• [EXERCISE AIM]
Print all of the data exactly, but drop the pictures.
[AVAILABLE RECORDS Boundary: Start]
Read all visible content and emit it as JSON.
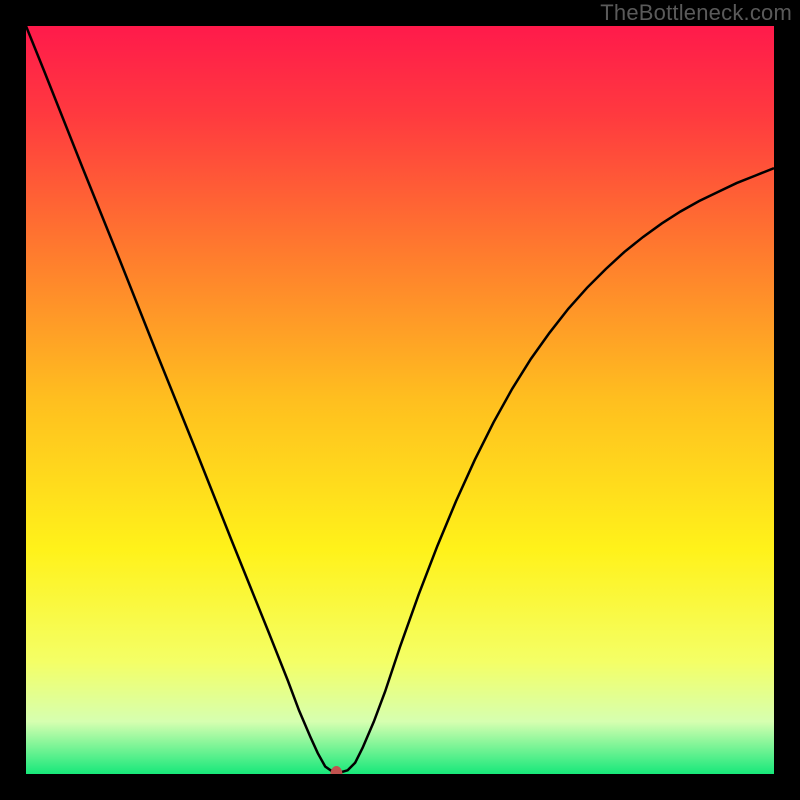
{
  "watermark": "TheBottleneck.com",
  "chart_data": {
    "type": "line",
    "title": "",
    "xlabel": "",
    "ylabel": "",
    "xlim": [
      0,
      100
    ],
    "ylim": [
      0,
      100
    ],
    "background_gradient": {
      "stops": [
        {
          "offset": 0.0,
          "color": "#ff1a4b"
        },
        {
          "offset": 0.12,
          "color": "#ff3a3f"
        },
        {
          "offset": 0.3,
          "color": "#ff7a2e"
        },
        {
          "offset": 0.5,
          "color": "#ffbf1f"
        },
        {
          "offset": 0.7,
          "color": "#fff21a"
        },
        {
          "offset": 0.85,
          "color": "#f4ff66"
        },
        {
          "offset": 0.93,
          "color": "#d6ffb0"
        },
        {
          "offset": 1.0,
          "color": "#17e87a"
        }
      ]
    },
    "series": [
      {
        "name": "bottleneck-curve",
        "color": "#000000",
        "x": [
          0.0,
          2.5,
          5.0,
          7.5,
          10.0,
          12.5,
          15.0,
          17.5,
          20.0,
          22.5,
          25.0,
          27.5,
          30.0,
          32.5,
          35.0,
          36.5,
          38.0,
          39.0,
          40.0,
          41.0,
          42.0,
          43.0,
          44.0,
          45.0,
          46.5,
          48.0,
          50.0,
          52.5,
          55.0,
          57.5,
          60.0,
          62.5,
          65.0,
          67.5,
          70.0,
          72.5,
          75.0,
          77.5,
          80.0,
          82.5,
          85.0,
          87.5,
          90.0,
          92.5,
          95.0,
          97.5,
          100.0
        ],
        "y": [
          100.0,
          93.8,
          87.5,
          81.2,
          75.0,
          68.8,
          62.5,
          56.2,
          50.0,
          43.8,
          37.5,
          31.2,
          25.0,
          18.8,
          12.5,
          8.5,
          5.0,
          2.8,
          1.0,
          0.3,
          0.2,
          0.5,
          1.5,
          3.5,
          7.0,
          11.0,
          17.0,
          24.0,
          30.5,
          36.5,
          42.0,
          47.0,
          51.5,
          55.5,
          59.0,
          62.2,
          65.0,
          67.5,
          69.8,
          71.8,
          73.6,
          75.2,
          76.6,
          77.8,
          79.0,
          80.0,
          81.0
        ]
      }
    ],
    "marker": {
      "x": 41.5,
      "y": 0.0,
      "color": "#c2524f",
      "rx": 6,
      "ry": 8
    }
  }
}
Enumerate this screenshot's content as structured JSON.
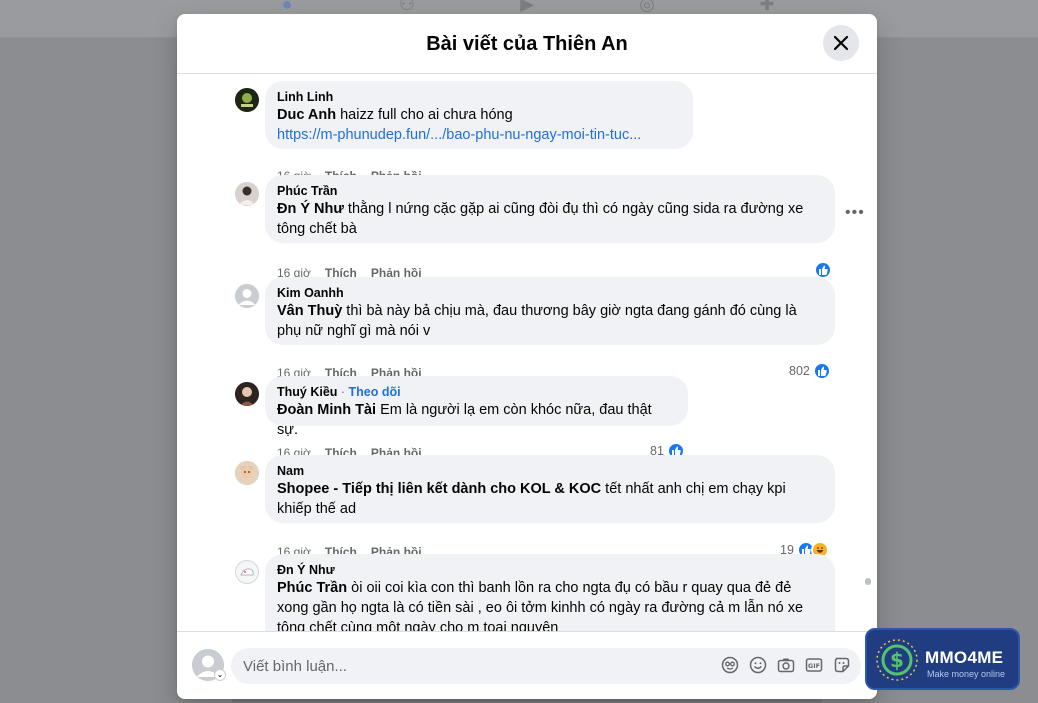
{
  "dialog": {
    "title": "Bài viết của Thiên An"
  },
  "comments": [
    {
      "author": "Linh Linh",
      "mention": "Duc Anh",
      "text": " haizz full cho ai chưa hóng",
      "link": "https://m-phunudep.fun/.../bao-phu-nu-ngay-moi-tin-tuc...",
      "time": "16 giờ",
      "like_label": "Thích",
      "reply_label": "Phản hồi"
    },
    {
      "author": "Phúc Trần",
      "mention": "Đn Ý Như",
      "text": " thằng l nứng cặc gặp ai cũng đòi đụ thì có ngày cũng sida ra đường xe tông chết bà",
      "time": "16 giờ",
      "like_label": "Thích",
      "reply_label": "Phản hồi",
      "reactions": [
        "like"
      ]
    },
    {
      "author": "Kim Oanhh",
      "mention": "Vân Thuỳ",
      "text": " thì bà này bả chịu mà, đau thương bây giờ ngta đang gánh đó cùng là phụ nữ nghĩ gì mà nói v",
      "time": "16 giờ",
      "like_label": "Thích",
      "reply_label": "Phản hồi",
      "reaction_count": "802",
      "reactions": [
        "like"
      ]
    },
    {
      "author": "Thuý Kiều",
      "follow_sep": " · ",
      "follow_label": "Theo dõi",
      "mention": "Đoàn Minh Tài",
      "text": " Em là người lạ em còn khóc nữa, đau thật sự.",
      "time": "16 giờ",
      "like_label": "Thích",
      "reply_label": "Phản hồi",
      "reaction_count": "81",
      "reactions": [
        "like"
      ]
    },
    {
      "author": "Nam",
      "mention": "Shopee - Tiếp thị liên kết dành cho KOL & KOC",
      "text": " tết nhất anh chị em chạy kpi khiếp thế ad",
      "time": "16 giờ",
      "like_label": "Thích",
      "reply_label": "Phản hồi",
      "reaction_count": "19",
      "reactions": [
        "like",
        "haha"
      ]
    },
    {
      "author": "Đn Ý Như",
      "mention": "Phúc Trần",
      "text": " òi oii coi kìa con thì banh lồn ra cho ngta đụ có bầu r quay qua đẻ đẻ xong gần họ ngta là có tiền sài , eo ôi tởm kinhh có ngày ra đường cả m lẫn nó xe tông chết cùng một ngày cho m toại nguyện"
    }
  ],
  "composer": {
    "placeholder": "Viết bình luận..."
  },
  "watermark": {
    "name": "MMO4ME",
    "tagline": "Make money online"
  },
  "icons": {
    "close": "close-icon",
    "more": "more-options-icon",
    "like": "like-reaction-icon",
    "haha": "haha-reaction-icon",
    "composer": [
      "avatar-icon",
      "emoji-icon",
      "camera-icon",
      "gif-icon",
      "sticker-icon"
    ]
  },
  "colors": {
    "accent": "#1877f2",
    "link": "#216fdb",
    "bubble": "#f0f2f5",
    "secondary_text": "#65676b"
  }
}
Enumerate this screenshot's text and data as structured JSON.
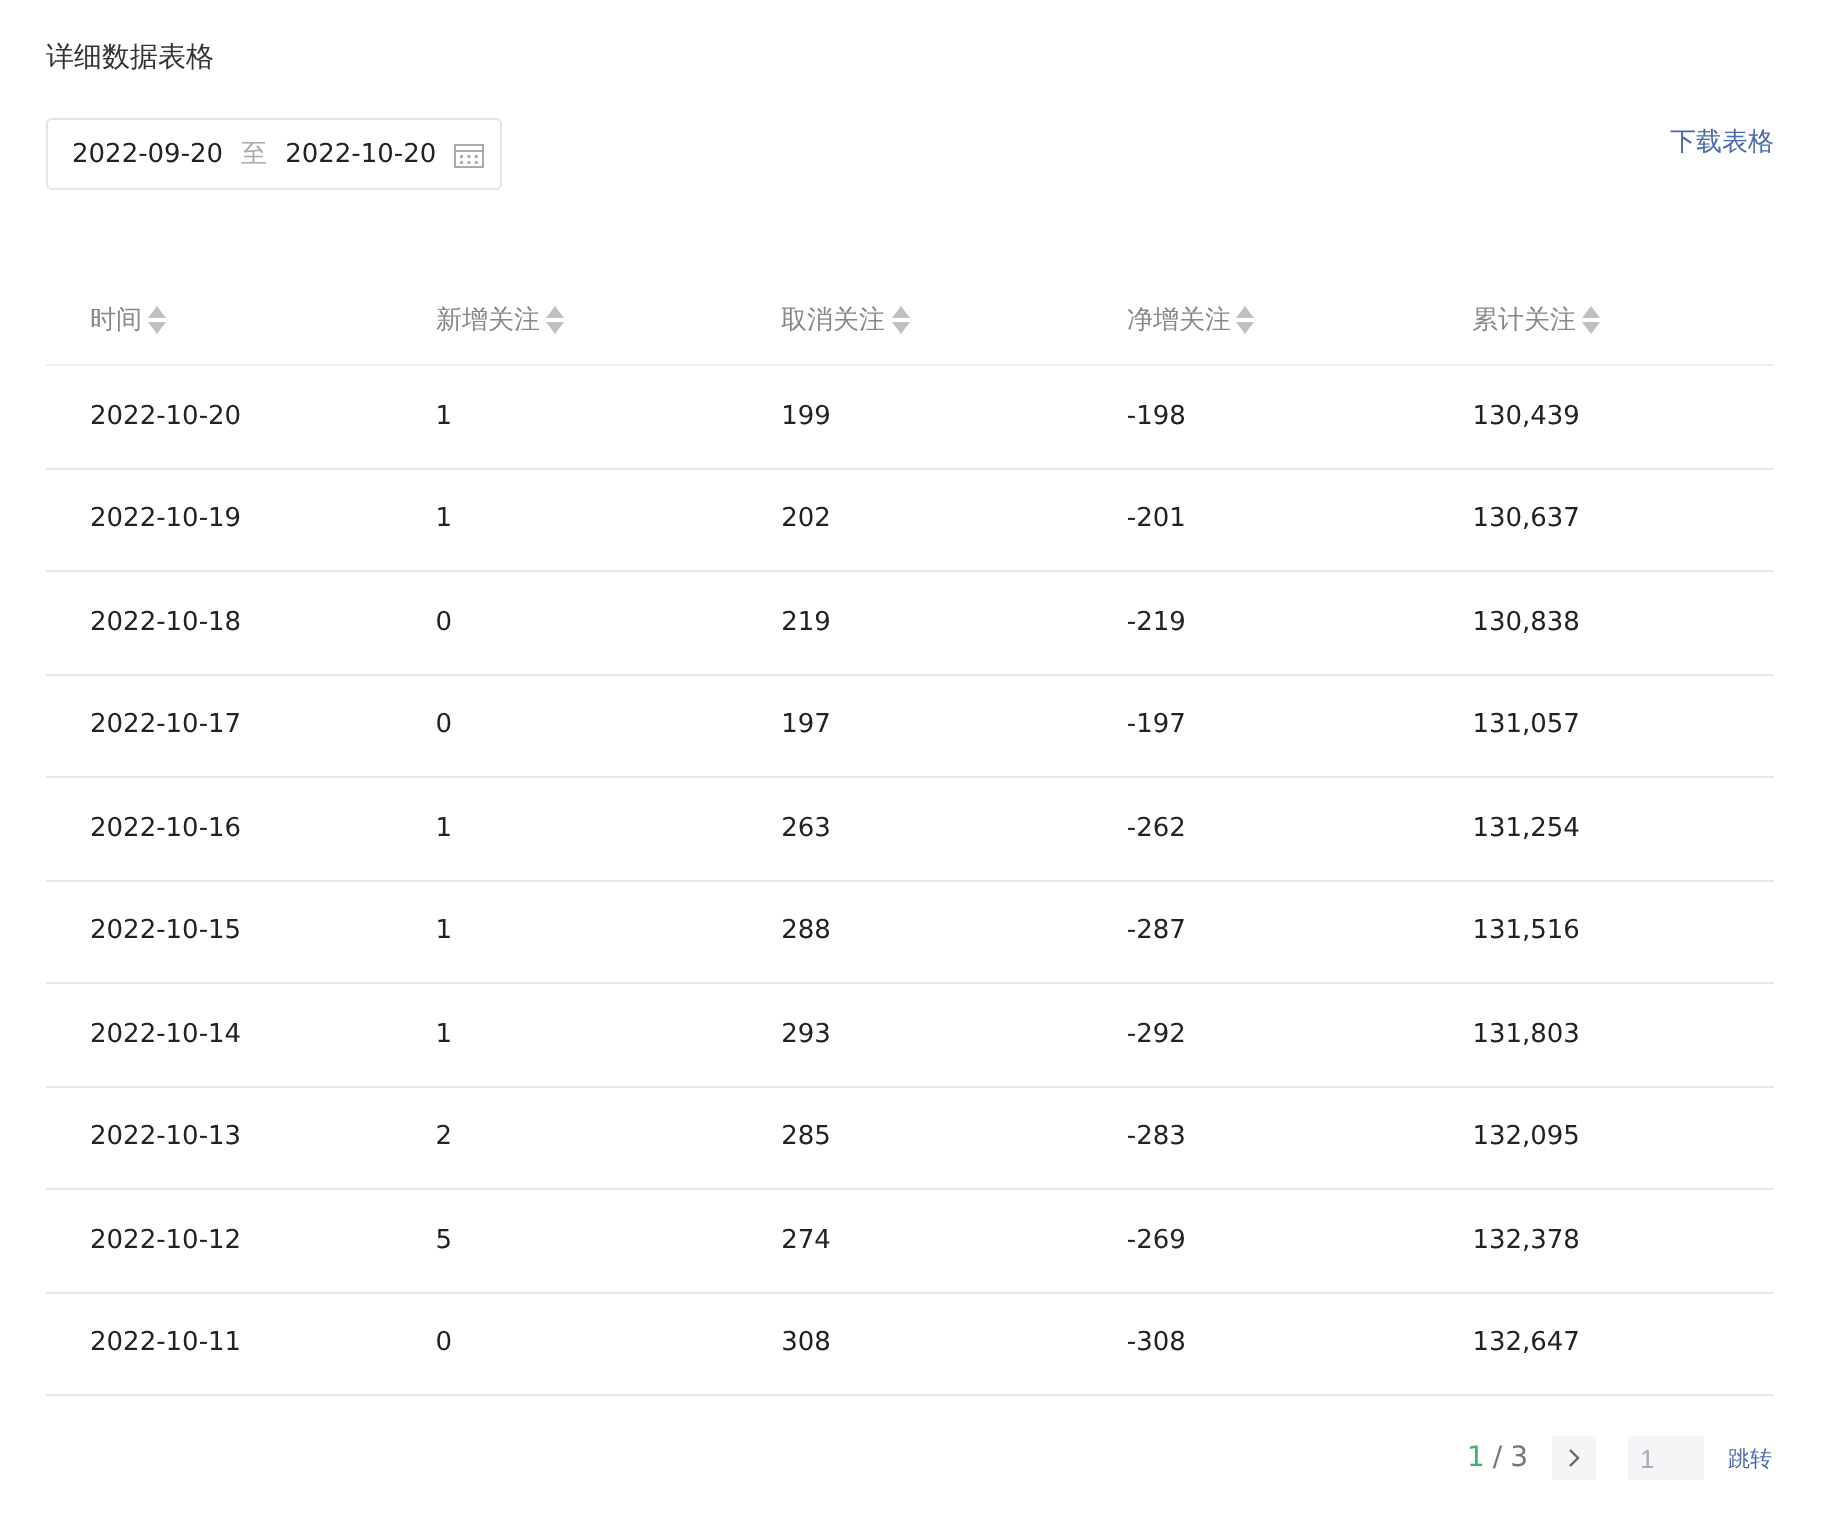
{
  "title": "详细数据表格",
  "date_range": {
    "start": "2022-09-20",
    "separator": "至",
    "end": "2022-10-20"
  },
  "download_link": "下载表格",
  "table": {
    "columns": [
      "时间",
      "新增关注",
      "取消关注",
      "净增关注",
      "累计关注"
    ],
    "rows": [
      [
        "2022-10-20",
        "1",
        "199",
        "-198",
        "130,439"
      ],
      [
        "2022-10-19",
        "1",
        "202",
        "-201",
        "130,637"
      ],
      [
        "2022-10-18",
        "0",
        "219",
        "-219",
        "130,838"
      ],
      [
        "2022-10-17",
        "0",
        "197",
        "-197",
        "131,057"
      ],
      [
        "2022-10-16",
        "1",
        "263",
        "-262",
        "131,254"
      ],
      [
        "2022-10-15",
        "1",
        "288",
        "-287",
        "131,516"
      ],
      [
        "2022-10-14",
        "1",
        "293",
        "-292",
        "131,803"
      ],
      [
        "2022-10-13",
        "2",
        "285",
        "-283",
        "132,095"
      ],
      [
        "2022-10-12",
        "5",
        "274",
        "-269",
        "132,378"
      ],
      [
        "2022-10-11",
        "0",
        "308",
        "-308",
        "132,647"
      ]
    ]
  },
  "pagination": {
    "current": "1",
    "separator": "/",
    "total": "3",
    "page_input_placeholder": "1",
    "jump_button": "跳转"
  }
}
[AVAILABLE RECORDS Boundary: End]
• [RESPONSE TO THIS EXERCISE]
Read all visible content and emit it as JSON.
{
  "watermark": "TheBottleneck.com",
  "chart_data": {
    "type": "line",
    "title": "",
    "xlabel": "",
    "ylabel": "",
    "xlim": [
      0,
      100
    ],
    "ylim": [
      0,
      100
    ],
    "background_gradient": {
      "stops": [
        {
          "offset": 0.0,
          "color": "#ff1a4b"
        },
        {
          "offset": 0.12,
          "color": "#ff3a3f"
        },
        {
          "offset": 0.3,
          "color": "#ff7a2e"
        },
        {
          "offset": 0.5,
          "color": "#ffbf1f"
        },
        {
          "offset": 0.7,
          "color": "#fff21a"
        },
        {
          "offset": 0.85,
          "color": "#f4ff66"
        },
        {
          "offset": 0.93,
          "color": "#d6ffb0"
        },
        {
          "offset": 1.0,
          "color": "#17e87a"
        }
      ]
    },
    "series": [
      {
        "name": "bottleneck-curve",
        "color": "#000000",
        "x": [
          0.0,
          2.5,
          5.0,
          7.5,
          10.0,
          12.5,
          15.0,
          17.5,
          20.0,
          22.5,
          25.0,
          27.5,
          30.0,
          32.5,
          35.0,
          36.5,
          38.0,
          39.0,
          40.0,
          41.0,
          42.0,
          43.0,
          44.0,
          45.0,
          46.5,
          48.0,
          50.0,
          52.5,
          55.0,
          57.5,
          60.0,
          62.5,
          65.0,
          67.5,
          70.0,
          72.5,
          75.0,
          77.5,
          80.0,
          82.5,
          85.0,
          87.5,
          90.0,
          92.5,
          95.0,
          97.5,
          100.0
        ],
        "y": [
          100.0,
          93.8,
          87.5,
          81.2,
          75.0,
          68.8,
          62.5,
          56.2,
          50.0,
          43.8,
          37.5,
          31.2,
          25.0,
          18.8,
          12.5,
          8.5,
          5.0,
          2.8,
          1.0,
          0.3,
          0.2,
          0.5,
          1.5,
          3.5,
          7.0,
          11.0,
          17.0,
          24.0,
          30.5,
          36.5,
          42.0,
          47.0,
          51.5,
          55.5,
          59.0,
          62.2,
          65.0,
          67.5,
          69.8,
          71.8,
          73.6,
          75.2,
          76.6,
          77.8,
          79.0,
          80.0,
          81.0
        ]
      }
    ],
    "marker": {
      "x": 41.5,
      "y": 0.0,
      "color": "#c2524f",
      "rx": 6,
      "ry": 8
    }
  }
}
Enumerate this screenshot's content as structured JSON.
{
  "dialog": {
    "title": "Bài viết của Thiên An"
  },
  "comments": [
    {
      "author": "Linh Linh",
      "mention": "Duc Anh",
      "text": " haizz full cho ai chưa hóng",
      "link": "https://m-phunudep.fun/.../bao-phu-nu-ngay-moi-tin-tuc...",
      "time": "16 giờ",
      "like_label": "Thích",
      "reply_label": "Phản hồi"
    },
    {
      "author": "Phúc Trần",
      "mention": "Đn Ý Như",
      "text": " thằng l nứng cặc gặp ai cũng đòi đụ thì có ngày cũng sida ra đường xe tông chết bà",
      "time": "16 giờ",
      "like_label": "Thích",
      "reply_label": "Phản hồi",
      "reactions": [
        "like"
      ]
    },
    {
      "author": "Kim Oanhh",
      "mention": "Vân Thuỳ",
      "text": " thì bà này bả chịu mà, đau thương bây giờ ngta đang gánh đó cùng là phụ nữ nghĩ gì mà nói v",
      "time": "16 giờ",
      "like_label": "Thích",
      "reply_label": "Phản hồi",
      "reaction_count": "802",
      "reactions": [
        "like"
      ]
    },
    {
      "author": "Thuý Kiều",
      "follow_sep": " · ",
      "follow_label": "Theo dõi",
      "mention": "Đoàn Minh Tài",
      "text": " Em là người lạ em còn khóc nữa, đau thật sự.",
      "time": "16 giờ",
      "like_label": "Thích",
      "reply_label": "Phản hồi",
      "reaction_count": "81",
      "reactions": [
        "like"
      ]
    },
    {
      "author": "Nam",
      "mention": "Shopee - Tiếp thị liên kết dành cho KOL & KOC",
      "text": " tết nhất anh chị em chạy kpi khiếp thế ad",
      "time": "16 giờ",
      "like_label": "Thích",
      "reply_label": "Phản hồi",
      "reaction_count": "19",
      "reactions": [
        "like",
        "haha"
      ]
    },
    {
      "author": "Đn Ý Như",
      "mention": "Phúc Trần",
      "text": " òi oii coi kìa con thì banh lồn ra cho ngta đụ có bầu r quay qua đẻ đẻ xong gần họ ngta là có tiền sài , eo ôi tởm kinhh có ngày ra đường cả m lẫn nó xe tông chết cùng một ngày cho m toại nguyện"
    }
  ],
  "composer": {
    "placeholder": "Viết bình luận..."
  },
  "watermark": {
    "name": "MMO4ME",
    "tagline": "Make money online"
  },
  "icons": {
    "close": "close-icon",
    "more": "more-options-icon",
    "like": "like-reaction-icon",
    "haha": "haha-reaction-icon",
    "composer": [
      "avatar-icon",
      "emoji-icon",
      "camera-icon",
      "gif-icon",
      "sticker-icon"
    ]
  },
  "colors": {
    "accent": "#1877f2",
    "link": "#216fdb",
    "bubble": "#f0f2f5",
    "secondary_text": "#65676b"
  }
}
Enumerate this screenshot's text and data as structured JSON.
{
  "title": "详细数据表格",
  "date_range": {
    "start": "2022-09-20",
    "separator": "至",
    "end": "2022-10-20"
  },
  "download_link": "下载表格",
  "table": {
    "columns": [
      "时间",
      "新增关注",
      "取消关注",
      "净增关注",
      "累计关注"
    ],
    "rows": [
      [
        "2022-10-20",
        "1",
        "199",
        "-198",
        "130,439"
      ],
      [
        "2022-10-19",
        "1",
        "202",
        "-201",
        "130,637"
      ],
      [
        "2022-10-18",
        "0",
        "219",
        "-219",
        "130,838"
      ],
      [
        "2022-10-17",
        "0",
        "197",
        "-197",
        "131,057"
      ],
      [
        "2022-10-16",
        "1",
        "263",
        "-262",
        "131,254"
      ],
      [
        "2022-10-15",
        "1",
        "288",
        "-287",
        "131,516"
      ],
      [
        "2022-10-14",
        "1",
        "293",
        "-292",
        "131,803"
      ],
      [
        "2022-10-13",
        "2",
        "285",
        "-283",
        "132,095"
      ],
      [
        "2022-10-12",
        "5",
        "274",
        "-269",
        "132,378"
      ],
      [
        "2022-10-11",
        "0",
        "308",
        "-308",
        "132,647"
      ]
    ]
  },
  "pagination": {
    "current": "1",
    "separator": "/",
    "total": "3",
    "page_input_placeholder": "1",
    "jump_button": "跳转"
  }
}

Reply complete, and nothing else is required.